By Gordon Graham
Most white paper readers want content directed right to them. But what if you have two or three different audiences in different roles or sectors? How can you engage them all?Of course, you can write a separate white paper for each audience. But what if your company or client can’t afford that?
You can provide information for different audiences in the same document through sidebars (separate mini-articles in the same piece), in-line definitions, and a glossary of terms. But this may look clunky and interfere with your message.
Another approach is to “clone” one white paper: create multiple near-copies of the same document for different audiences. It’s not hard to do if you plan it from the start. And this approach can work out better for everyone: reader, writer and publisher.
I recently prepared a set of white papers for a vendor of point-of-sale software. This company has three audiences: fast-food outlets, independent sit-down restaurants, and small restaurant chains. Here’s how we did it.
1. Develop an idea that works for every audience.
We came up with the title “Seven Ways to Build Better Profits: a Special Report for [audience].” Since almost every restaurant has been hit with a drop in sales, that appeals to everyone.
2. Research the idea for each audience.
We realized that six out of seven suggestions contained in the white paper applied to all audiences, but one didn’t. A typical restaurant bar suffers 25% loss through over-pours, giveaways, and theft. So the two white papers for table-service restaurants would cover alcohol costs. But fast-food outlets don’t serve alcohol. For those readers, I researched kitchen video monitors that help cooks save time.
3. Write one white paper, then “clone” it.
Draft your white paper, remembering each audience as you write. In my white papers, I wrote “You should” for the independents, and “Your managers should” for the chains. I just typed in both versions of that text: “You/your managers should…”
But 85% of the text was the same in all three versions.
Try to contain any differences to as few places as possible, and remember exactly where those are. In Word, I highlight any words or passages that are different, so they’re easy to find. At some point, break your original document into the required number of “clones.”
4. Make your “clones” easy to review.
With software like FrameMaker, you can set up “conditional text” and turn it on or off to generate different versions of a document. But I believe this is overkill for white papers. For my white papers, I submitted all three as separate documents in Word. My reviewers simply marked up one version, and then checked for highlights in the other “clones.”
5. Tweak the titles, if needed, to be more engaging for each audience.
6. Design each “clone” with a different cover.
Make your “clones” easy to differentiate at a glance. My client has a different graphic for each audience, so we used those on the covers. And I suggested a different color for each cover, so a salesperson could quickly grab “the orange one” for the fast-food audience.
7. Publish and promote to each audience.
The whole point of having multiple white papers is to reach multiple audiences. So don’t line up all three on the same web page.

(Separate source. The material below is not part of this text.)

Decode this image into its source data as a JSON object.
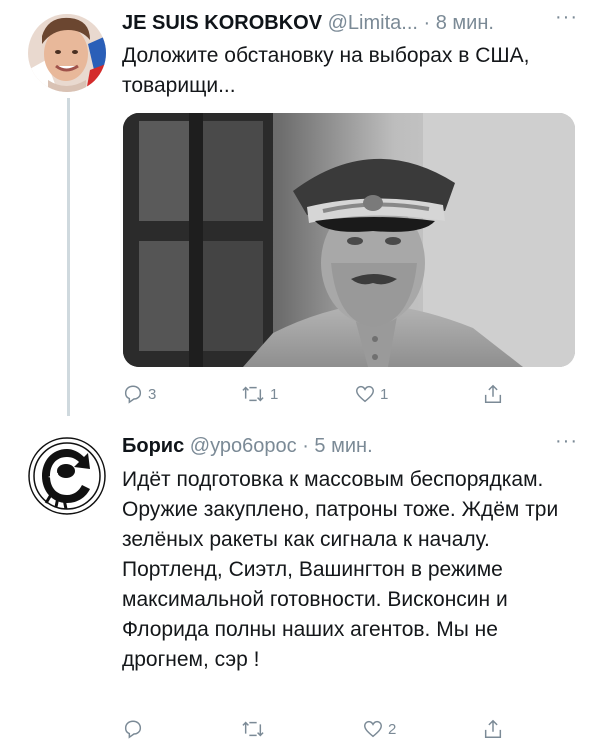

Have a separate landing page for each audience, and promote each “clone” to its own audience.
Why should you bother to think about “cloning” white papers?
For a white paper writer, cloning means you can afford to supply two or more white papers for much less than double or triple your normal fees… but you can certainly charge a little extra. For the client, this method results in much better-targeted content at an attractive discount. So “cloning” can make everybody happy: reader, writer and publisher.
About the Author: Gordon Graham helps B2B software firms tell their story with persuasive white papers. He’s the founder of www.thatwhitepaperguy.com and a frequent poster on the WhitePaperSource Forum.